So far, my perspective of this book has changed only because I noticed I began losing interest in the story. As I was reading Part 2 Gatsby, I was wondering what happened to the secret literary meetings Azi was hosting at her house? I guess I would have just wanted to see more of the meetings throughout the book. But, the techniques Azi used to steal my attention in her book was clever.
First off, I noticed an interesting point Azi applied into the book. She states, “I had become a wayward and unruly child and could not be controlled,” (88). The reason I found this interesting is because she puts this later on into the novel. This quote reflects her character ever since the beginning when she introduced herself and the others around her. She wears her hair down, without the shall and her style of dress does not demonstrate the way the Islamic Republic would want her to dress. I also think that Azi is a courageous woman because especially at the time she is living in Iran, things would be extremely dangerous for her—not obeying the proposal and all. This also relates to her statement addressed to her class in Tehran University, “I told them I was going to a protest meeting, to oppose the government’s attempts to impose the veil on women and its curtailment of women’s rights...I was determined not to miss any more,” (111). It’s pretty obvious that she is in favor of women’s rights and independence, but, it seems to me that she is living at the wrong place, and definitely the wrong time to possess these sort of ideas. She lives in Iran. This most likely took place in the seventies or early eighties. Azi is her own person and she is risking her life for a cause she finds particularly significant for her. I mentioned that she is living at the wrong place because Iran is an Islamic country and anything that has anything to do with Western influence is shunned and extremely opposed, especially during a time of revolts. I think Azi purposely puts this statement here so we could create our own image of her and having this put in was most likely just a confirmation.

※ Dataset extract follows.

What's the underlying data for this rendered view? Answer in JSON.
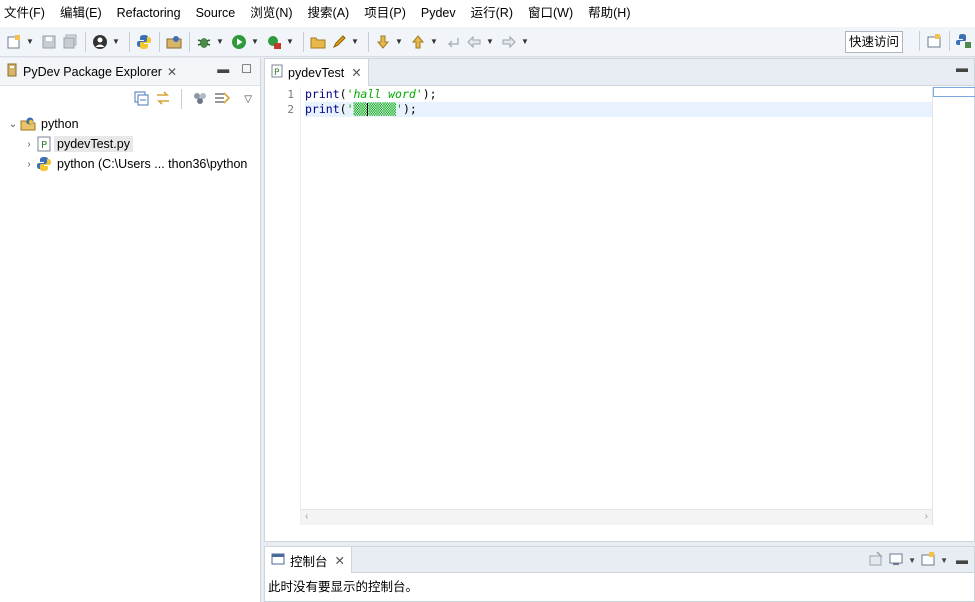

BUT what made me question this is the scene of the riot where Azi officially participated in. She states, “Then there were the intellectuals like myself, who did know a thing or two about demonstrations...two of them took photographs of the crowd, jumping menacingly from side to side. We covered our faces and shouted back,” (115). Why did Azi and her friend cover their faces? Were they trying to protect themselves from the photographer taking pictures of the public (probably ends up in newspaper) or were they covering their faces because they could not be seen. I’m not to clear on that...
I would like to bring up a question about the Gatsby section—hopefully it can be answered. What do you all think about the Gatsby section of Nafisi’s book? I did not quite understand how this related to her life or political life in Iran—though I do have a hunch. I’ll take a chance at it:
I think it has been established that the theme of The Great Gatsby is the American dream and what it consists of. Gatsby’s dream was to have Daisy’s love again, to be with her forever, just as they used to before he was sent off to war, which he almost succeeded in. Also, before the war, he had goals in becoming wealthy, which he succeeded in already, illegally, might I add. All Gatsby was missing was Daisy, but her unfaithful husband Tom Buchanan was in the way. Gatsby faced many obstacles to obtain this “American dream” which led to his fall, his death. So I am guessing that the Iranian regime is establishing this dream, too, except anti-American, in hopes of Islam dominating over Western culture and democracy. Is Nafisi trying to conclude that this hope of Iran, or Muslims (Islam), trying to gain this dream is hopeless and will lead to their fall? What do you think?
- Vanessa G.
- Hello everyone! My name is Vanessa. I'm currently in school for my Bachelor's in Social Work with a minor in Juvenile Justice. Life is what we make it so why let "society" ruin it. If you are a part of society and allow it to influence you, this blog is not for you. If not, enjoy reading about hair and products, music, society, relationships, and anything else I can think of.